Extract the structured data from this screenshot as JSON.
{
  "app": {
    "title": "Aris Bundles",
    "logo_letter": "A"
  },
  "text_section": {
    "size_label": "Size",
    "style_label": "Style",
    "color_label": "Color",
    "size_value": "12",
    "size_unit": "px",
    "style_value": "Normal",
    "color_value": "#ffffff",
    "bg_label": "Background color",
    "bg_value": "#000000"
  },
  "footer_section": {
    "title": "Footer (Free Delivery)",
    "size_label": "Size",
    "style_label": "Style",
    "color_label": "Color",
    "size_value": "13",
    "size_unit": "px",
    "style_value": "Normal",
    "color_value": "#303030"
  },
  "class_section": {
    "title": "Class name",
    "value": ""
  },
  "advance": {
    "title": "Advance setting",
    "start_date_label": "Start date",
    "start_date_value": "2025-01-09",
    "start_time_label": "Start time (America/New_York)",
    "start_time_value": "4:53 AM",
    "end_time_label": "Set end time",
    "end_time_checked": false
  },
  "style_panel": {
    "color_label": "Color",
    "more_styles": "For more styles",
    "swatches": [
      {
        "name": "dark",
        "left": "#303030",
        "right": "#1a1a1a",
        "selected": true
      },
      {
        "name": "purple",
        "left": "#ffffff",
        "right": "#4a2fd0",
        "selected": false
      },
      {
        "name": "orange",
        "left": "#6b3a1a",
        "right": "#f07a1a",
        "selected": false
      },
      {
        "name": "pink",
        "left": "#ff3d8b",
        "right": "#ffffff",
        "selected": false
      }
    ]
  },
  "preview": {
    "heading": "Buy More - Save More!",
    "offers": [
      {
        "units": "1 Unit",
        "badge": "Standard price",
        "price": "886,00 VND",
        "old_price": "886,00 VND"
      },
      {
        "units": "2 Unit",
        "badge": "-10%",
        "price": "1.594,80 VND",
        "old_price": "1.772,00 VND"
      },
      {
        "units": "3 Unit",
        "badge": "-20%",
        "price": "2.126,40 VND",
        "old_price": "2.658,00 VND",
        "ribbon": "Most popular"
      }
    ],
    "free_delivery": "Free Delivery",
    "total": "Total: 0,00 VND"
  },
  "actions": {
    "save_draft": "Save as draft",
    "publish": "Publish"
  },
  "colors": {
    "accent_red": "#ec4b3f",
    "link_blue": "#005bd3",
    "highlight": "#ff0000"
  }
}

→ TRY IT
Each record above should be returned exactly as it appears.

→ EXERCISE OUTPUT
Extract the structured data from this screenshot as JSON.
{
  "app": {
    "title": "Aris Bundles",
    "logo_letter": "A"
  },
  "text_section": {
    "size_label": "Size",
    "style_label": "Style",
    "color_label": "Color",
    "size_value": "12",
    "size_unit": "px",
    "style_value": "Normal",
    "color_value": "#ffffff",
    "bg_label": "Background color",
    "bg_value": "#000000"
  },
  "footer_section": {
    "title": "Footer (Free Delivery)",
    "size_label": "Size",
    "style_label": "Style",
    "color_label": "Color",
    "size_value": "13",
    "size_unit": "px",
    "style_value": "Normal",
    "color_value": "#303030"
  },
  "class_section": {
    "title": "Class name",
    "value": ""
  },
  "advance": {
    "title": "Advance setting",
    "start_date_label": "Start date",
    "start_date_value": "2025-01-09",
    "start_time_label": "Start time (America/New_York)",
    "start_time_value": "4:53 AM",
    "end_time_label": "Set end time",
    "end_time_checked": false
  },
  "style_panel": {
    "color_label": "Color",
    "more_styles": "For more styles",
    "swatches": [
      {
        "name": "dark",
        "left": "#303030",
        "right": "#1a1a1a",
        "selected": true
      },
      {
        "name": "purple",
        "left": "#ffffff",
        "right": "#4a2fd0",
        "selected": false
      },
      {
        "name": "orange",
        "left": "#6b3a1a",
        "right": "#f07a1a",
        "selected": false
      },
      {
        "name": "pink",
        "left": "#ff3d8b",
        "right": "#ffffff",
        "selected": false
      }
    ]
  },
  "preview": {
    "heading": "Buy More - Save More!",
    "offers": [
      {
        "units": "1 Unit",
        "badge": "Standard price",
        "price": "886,00 VND",
        "old_price": "886,00 VND"
      },
      {
        "units": "2 Unit",
        "badge": "-10%",
        "price": "1.594,80 VND",
        "old_price": "1.772,00 VND"
      },
      {
        "units": "3 Unit",
        "badge": "-20%",
        "price": "2.126,40 VND",
        "old_price": "2.658,00 VND",
        "ribbon": "Most popular"
      }
    ],
    "free_delivery": "Free Delivery",
    "total": "Total: 0,00 VND"
  },
  "actions": {
    "save_draft": "Save as draft",
    "publish": "Publish"
  },
  "colors": {
    "accent_red": "#ec4b3f",
    "link_blue": "#005bd3",
    "highlight": "#ff0000"
  }
}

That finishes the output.